the first eight grades, then went on to graduate from Sycamore
High School in 1951.
Interviewing Sam Oltman is like finding the tip of an iceberg.
What you see is only a small part of the mans life, but
there is so much more to the story.
Sam and his
wife, Bessie, have been fixtures at the Genoa Pioneer Day since
it started. He always displays his woodcarving handiwork at the
annual event. I admire people who are good at such crafts because
the extent of my woodworking skill was a shop class taught by
Glen Davenport at Genoas junior high school. Thats
where I learned how to make a table lamp out of an old bowling
pin, and I made a gun rack for my father.
summer, I took photos of some of Sams carvings and thought
someday I would get back to talk with him about his hobby.
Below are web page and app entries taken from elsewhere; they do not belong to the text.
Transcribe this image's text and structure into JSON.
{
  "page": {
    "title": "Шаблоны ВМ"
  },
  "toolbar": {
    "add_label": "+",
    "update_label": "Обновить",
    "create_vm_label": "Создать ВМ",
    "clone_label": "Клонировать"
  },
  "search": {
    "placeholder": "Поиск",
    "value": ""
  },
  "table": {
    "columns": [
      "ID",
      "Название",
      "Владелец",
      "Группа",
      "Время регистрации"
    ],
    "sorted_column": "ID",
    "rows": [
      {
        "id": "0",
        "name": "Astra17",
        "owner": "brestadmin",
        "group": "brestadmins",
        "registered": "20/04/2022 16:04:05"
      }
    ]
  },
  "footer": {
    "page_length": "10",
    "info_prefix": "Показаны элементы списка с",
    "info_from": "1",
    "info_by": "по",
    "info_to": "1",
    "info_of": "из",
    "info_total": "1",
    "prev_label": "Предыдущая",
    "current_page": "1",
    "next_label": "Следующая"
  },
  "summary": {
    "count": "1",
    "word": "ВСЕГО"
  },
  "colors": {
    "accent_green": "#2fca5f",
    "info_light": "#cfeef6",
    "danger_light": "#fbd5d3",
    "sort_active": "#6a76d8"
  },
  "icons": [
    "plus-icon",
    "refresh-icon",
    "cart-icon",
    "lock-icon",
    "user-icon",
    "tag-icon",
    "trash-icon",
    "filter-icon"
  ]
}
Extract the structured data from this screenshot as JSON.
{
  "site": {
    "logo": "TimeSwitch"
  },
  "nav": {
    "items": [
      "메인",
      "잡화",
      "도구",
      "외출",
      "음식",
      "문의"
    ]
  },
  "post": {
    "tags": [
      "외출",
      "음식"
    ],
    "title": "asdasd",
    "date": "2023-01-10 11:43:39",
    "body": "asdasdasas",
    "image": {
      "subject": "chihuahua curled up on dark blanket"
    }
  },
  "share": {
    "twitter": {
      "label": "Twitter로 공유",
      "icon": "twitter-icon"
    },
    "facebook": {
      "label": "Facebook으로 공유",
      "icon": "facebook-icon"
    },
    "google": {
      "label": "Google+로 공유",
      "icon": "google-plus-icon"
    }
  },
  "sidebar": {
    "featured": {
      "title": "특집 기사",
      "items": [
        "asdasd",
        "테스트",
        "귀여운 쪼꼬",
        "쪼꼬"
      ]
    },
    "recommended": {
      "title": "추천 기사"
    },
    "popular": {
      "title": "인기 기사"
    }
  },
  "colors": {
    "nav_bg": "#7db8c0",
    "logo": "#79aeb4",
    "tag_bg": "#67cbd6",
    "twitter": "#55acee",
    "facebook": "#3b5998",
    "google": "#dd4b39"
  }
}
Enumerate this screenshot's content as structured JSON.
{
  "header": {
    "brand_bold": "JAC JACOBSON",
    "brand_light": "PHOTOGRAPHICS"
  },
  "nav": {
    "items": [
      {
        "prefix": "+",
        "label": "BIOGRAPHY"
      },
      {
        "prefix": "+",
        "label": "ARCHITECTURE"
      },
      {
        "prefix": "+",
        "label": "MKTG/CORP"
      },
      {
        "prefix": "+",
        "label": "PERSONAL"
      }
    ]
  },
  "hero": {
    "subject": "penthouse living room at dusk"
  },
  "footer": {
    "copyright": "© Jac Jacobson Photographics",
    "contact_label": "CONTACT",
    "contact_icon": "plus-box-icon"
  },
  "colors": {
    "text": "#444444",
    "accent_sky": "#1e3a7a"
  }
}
This
month, I finally made contact, and we spent part of an afternoon
at his kitchen table.
Sam Oltman displays a black powder
made as his wife Bessie looks on.
But it was back in junior
high that he carved his first pistol. It was a simple toy gun
with a hole all the way through the barrel, so you could fill
your mouth with soybeans and blow them out the front.
trade was tool-and-die making, and he worked for Wurlitzer, then
Merrill Jensen Tool & Die and Driv-Lok in Sycamore for most
of his adult life. But I found out he had many other talents
He has been riding motorcycles
since 1949 and has owned three Harleys, then a 600 cc BMW and
now a 6-cylinder 1832cc Honda Rune. His daughter, Diane, and
grandson, Derrick, also ride, and they enjoy excursions to such
destinations as White Pines Forest State Park. He has taken his
bike bush riding with several friends around the
countryside. He has also been part of a friends motorcycle
pit crew at several tracks, but said he never raced himself.
His skill as a machinist has brought him lots of
side jobs during his lifetime, including repairing motorcycles
for seven different shops in the area. He has also been a gunsmith,
even adjusting the trigger pull for police officers pistols.
He is proud of a black powder .40-caliber flintlock, similar
to a Kentucky rifle, that he made and used while a member of
an international muzzleloaders club based in Friendship, Ind.
Asked if there was anything else he tinkered with,
he showed me a gold pocket watch and explained he was also into
clocks and watches, having a side workroom in his machine shop
where he fixes other peoples antique time pieces, repairing
anything from a watch to cuckoos and grandfather clocks.
Following him outside to get a tour of his workshop,
I also got to see his fully-restored 1955 Thunderbird from the
first year that that classic sports car was made. He found it
near Kingston in terrible shape some 35 years ago. He spent two
years rebuilding it, and he is proud of the trophy from the Dairy
Dog car show he won last year.
I happened to mention
my hobby of antique letterpress printing, and he said he once
repaired a hand platen press for Jimmy Jarvis when he and Howard
Newquist ran Kingsbury Printing in Sycamore.
a coincidence. I bought the old Chandler & Price press from
Newquist four years ago, and it now stands in my garage. In case
I ever need a part fixed or replaced, I now know who to go see
The columnist can be reached via email at :
or by snailmail at:
PO Box 851
DeKalb, Ill 60115